Michael: I’ll leave the financial risk assessment to the financial planners.  You should have a quality team in place to help you plan for the uncertainty that life generally throws at all of us on a regular basis. That team should include a qualified financial planner, a CPA and an attorney.  It’s possible, or even likely depending on your situation, that you won’t need to use your team on a regular basis but having the team in place and knowledgeable about you and your situation can be invaluable.  Each person is unique and each situation is different, so it is important that you are getting advice tailored to you and your specific needs.  It is equally important that you feel comfortable working with each member of your team as you will be sharing important and confidential information with them.

COVID has reminded us that life is uncertain and that includes this election and past elections. Regardless, an estate plan is important so that you can try to minimize the uncertainty in what happens after you pass and alleviate the burden on your loved ones. Additionally, estate plans normally include healthcare powers of attorney and living wills which are also incredibly important given the uncertainty of life in general.

Josh: That's a great point. Thanks for that reminder. Michael, as we begin to wrap up, anything else you would like to share with our audience?

Michael: I’d really like to just go back to making sure you have a quality team of professionals in your corner.  Life is uncertain which has only been highlighted in 2020. Planning for the unknown and putting a quality team of professionals in place to help guide you not only provides you with the legal and financial framework to help you succeed but can also help alleviate the stress that comes with uncertainty and the unknown. It is also important that you are comfortable with the members of your team – you need to make sure they are a good fit for you so find the right professionals for you. We’d be happy to part of that team if we are a good fit for you.

I’ll leave your audience with ten reasons why they should have an estate plan: 

  1. To avoid probate by distributing assets in a timely fashion pursuant to a revocable living trust centered estate plan and with a minimum amount of legal hassle;
  2. Provide support and financial stability for your surviving spouse, children, and grandchildren; 
  3. Preserve your wealth for later generations;
  4. Designate guardians for minor children to avoid custody issues;
  5. Make sure your wishes are carried out when you can no longer manage your affairs in the event of incapacity or disability;
  6. To provide advance health care plans for emergencies if the situation arises;
  7. Support a favorite charity or cause with a gift of money, securities, or other property;
  8. Minimize taxes and expenses that can go along with transferring assets;
  9. Avoid problems for your loved ones by ensuring that the beneficiaries named on your life insurance and retirement plans are still the people you want to benefit; and
  10. Set and meet expectations of your survivors so there is no confusion or misunderstanding.

Josh: Michael, thank you so much. You’ve been very generous with your time answering our questions, and our readers really appreciate your valuable input.

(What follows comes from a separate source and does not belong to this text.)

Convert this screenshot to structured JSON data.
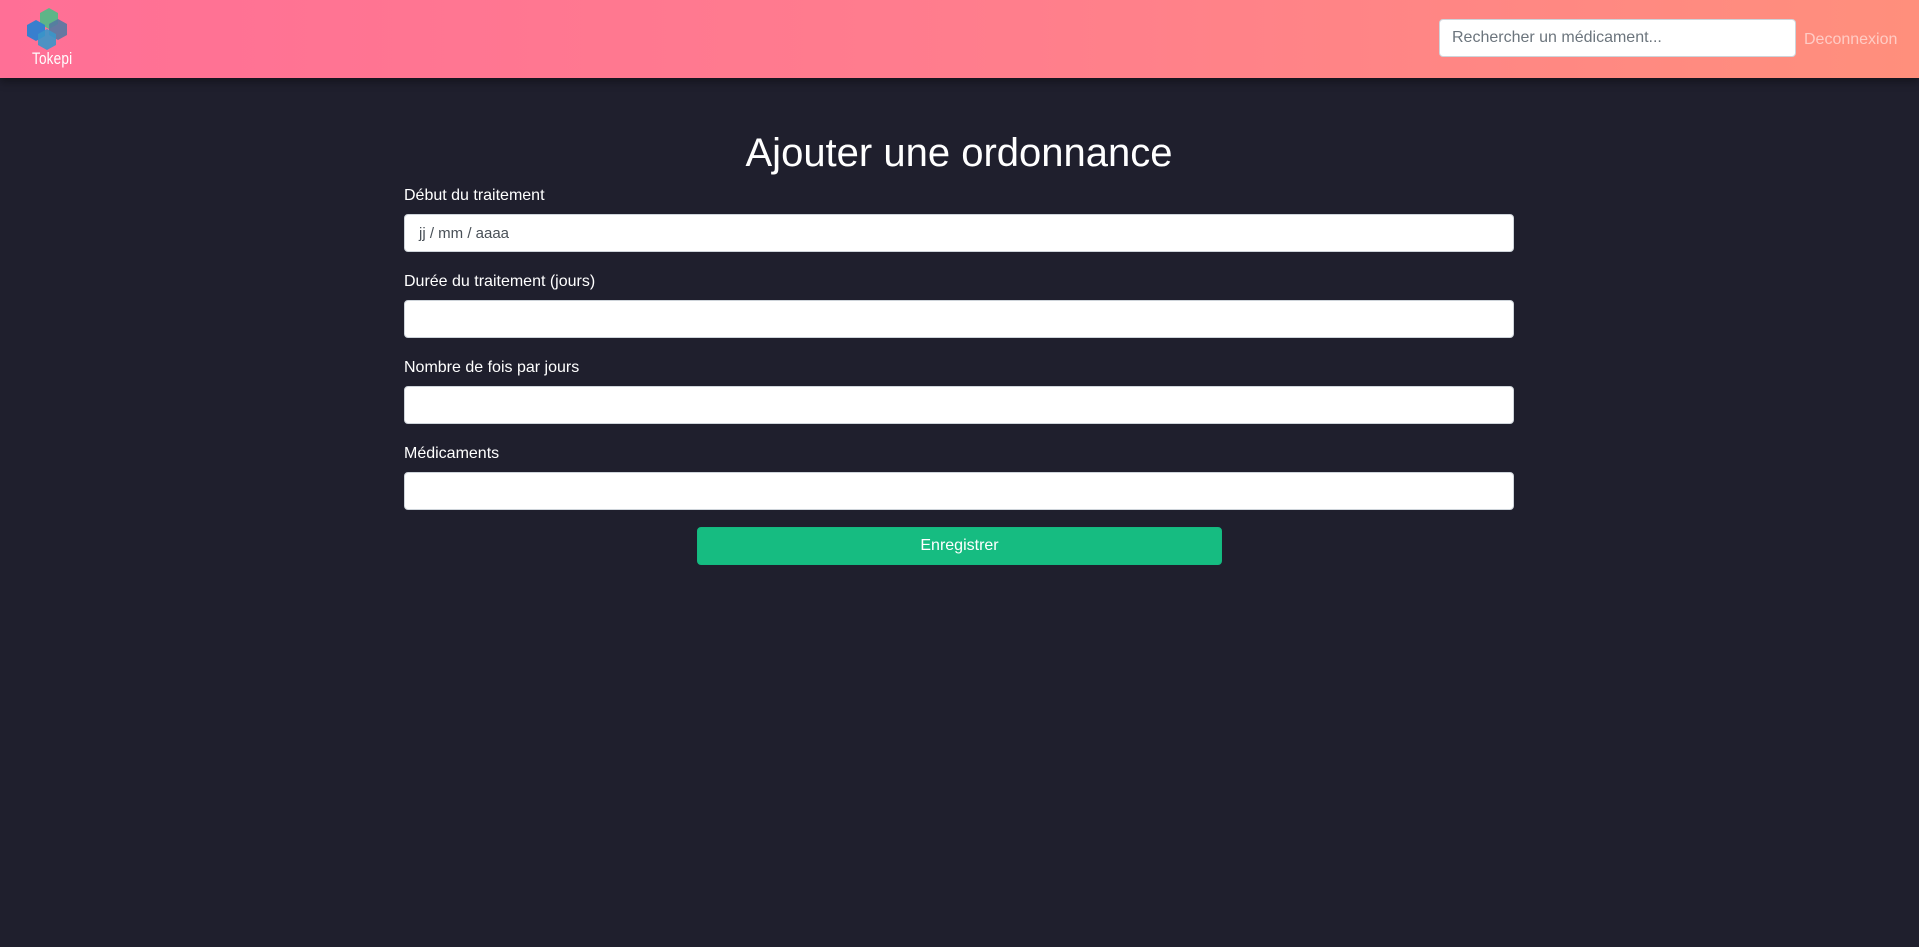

If you have further questions and would like to reach out to Michael, his contact information is:

Michael R. Helbert, Esq.
Arrowood Helbert PLLC

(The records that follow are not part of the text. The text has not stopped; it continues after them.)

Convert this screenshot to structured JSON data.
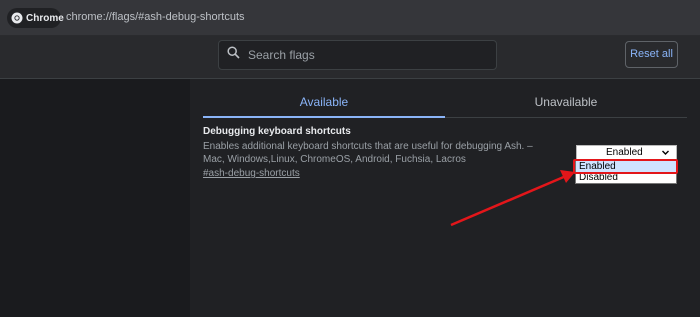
{
  "browser": {
    "chip_label": "Chrome",
    "url": "chrome://flags/#ash-debug-shortcuts"
  },
  "header": {
    "search_placeholder": "Search flags",
    "reset_label": "Reset all"
  },
  "tabs": [
    {
      "label": "Available",
      "active": true
    },
    {
      "label": "Unavailable",
      "active": false
    }
  ],
  "flag": {
    "title": "Debugging keyboard shortcuts",
    "description": "Enables additional keyboard shortcuts that are useful for debugging Ash. – Mac, Windows,Linux, ChromeOS, Android, Fuchsia, Lacros",
    "link": "#ash-debug-shortcuts",
    "selected": "Enabled",
    "options": [
      "Enabled",
      "Disabled"
    ]
  },
  "colors": {
    "accent": "#8ab4f8",
    "annotation": "#e3161a"
  },
  "icons": {
    "browser": "chrome-logo-icon",
    "search": "search-icon",
    "dropdown": "chevron-down-icon"
  }
}
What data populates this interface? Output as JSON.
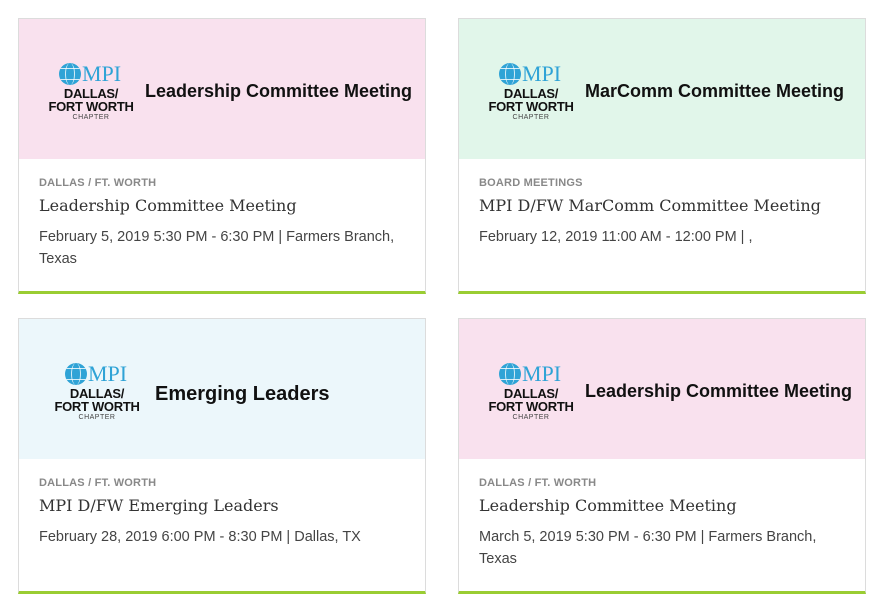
{
  "logo": {
    "mpi_text": "MPI",
    "city_line1": "DALLAS/",
    "city_line2": "FORT WORTH",
    "chapter": "CHAPTER"
  },
  "colors": {
    "pink_banner": "#f9e1ee",
    "mint_banner": "#e1f6ea",
    "sky_banner": "#ecf7fb",
    "accent_border": "#9acd32",
    "mpi_blue": "#2fa3d6"
  },
  "events": [
    {
      "banner_title": "Leadership Committee Meeting",
      "category": "DALLAS / FT. WORTH",
      "title": "Leadership Committee Meeting",
      "meta": "February 5, 2019 5:30 PM - 6:30 PM | Farmers Branch, Texas"
    },
    {
      "banner_title": "MarComm Committee Meeting",
      "category": "BOARD MEETINGS",
      "title": "MPI D/FW MarComm Committee Meeting",
      "meta": "February 12, 2019 11:00 AM - 12:00 PM | ,"
    },
    {
      "banner_title": "Emerging Leaders",
      "category": "DALLAS / FT. WORTH",
      "title": "MPI D/FW Emerging Leaders",
      "meta": "February 28, 2019 6:00 PM - 8:30 PM | Dallas, TX"
    },
    {
      "banner_title": "Leadership Committee Meeting",
      "category": "DALLAS / FT. WORTH",
      "title": "Leadership Committee Meeting",
      "meta": "March 5, 2019 5:30 PM - 6:30 PM | Farmers Branch, Texas"
    }
  ]
}
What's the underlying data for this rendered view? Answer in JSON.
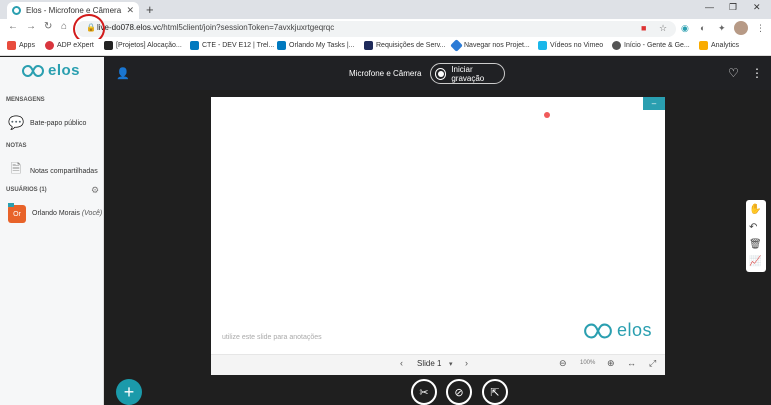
{
  "browser": {
    "tab_title": "Elos - Microfone e Câmera",
    "tab_close": "✕",
    "new_tab": "+",
    "url_prefix": "live-do078.elos.vc",
    "url_rest": "/html5client/join?sessionToken=7avxkjuxrtgeqrqc"
  },
  "bookmarks": [
    {
      "label": "Apps",
      "color": "#e84c3d"
    },
    {
      "label": "ADP eXpert",
      "color": "#d9363e"
    },
    {
      "label": "[Projetos] Alocação...",
      "color": "#222"
    },
    {
      "label": "CTE - DEV E12 | Trel...",
      "color": "#0079bf"
    },
    {
      "label": "Orlando My Tasks |...",
      "color": "#0079bf"
    },
    {
      "label": "Requisições de Serv...",
      "color": "#1e2a5a"
    },
    {
      "label": "Navegar nos Projet...",
      "color": "#2b7bd6"
    },
    {
      "label": "Vídeos no Vimeo",
      "color": "#1ab7ea"
    },
    {
      "label": "Início - Gente & Ge...",
      "color": "#555"
    },
    {
      "label": "Analytics",
      "color": "#f9ab00"
    }
  ],
  "app": {
    "logo_text": "elos",
    "session_title": "Microfone e Câmera",
    "record_label": "Iniciar gravação"
  },
  "sidebar": {
    "messages_title": "MENSAGENS",
    "public_chat": "Bate-papo público",
    "notes_title": "NOTAS",
    "shared_notes": "Notas compartilhadas",
    "users_title": "USUÁRIOS (1)",
    "user_initials": "Or",
    "user_name": "Orlando Morais",
    "user_you": "(Você)"
  },
  "presentation": {
    "minimize": "–",
    "note": "utilize este slide para anotações",
    "logo_text": "elos",
    "slide_label": "Slide 1",
    "zoom": "100%"
  },
  "colors": {
    "accent": "#2a9fb0",
    "dark": "#1f1f1f",
    "highlight": "#d21b1b"
  }
}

14256 N. Northsight Blvd., Suite 110
Scottsdale, Arizona 85260
P: (480) 719-7524 x 202

*The information provided by Michael Helbert in this blogpost is solely for informational purposes and does not constitute legal advice.  This blogpost is not intended to create an attorney/client relationship and the information provided should not be relied upon as legal advice. The determination of the need for legal services and the choice of a lawyer are important decisions and should not be made solely upon advertisements or self-proclaimed expertise. No representation is made that the quality of the legal services to be performed is greater than that of other lawyers. This blogpost is not intended to seek employment in any state or jurisdiction where lawyers in Arrowood Helbert PLLC are not licensed or admitted to practice law or in any state or jurisdiction where this blogpost would be in violation of any requirements concerning attorney advertisements and solicitations.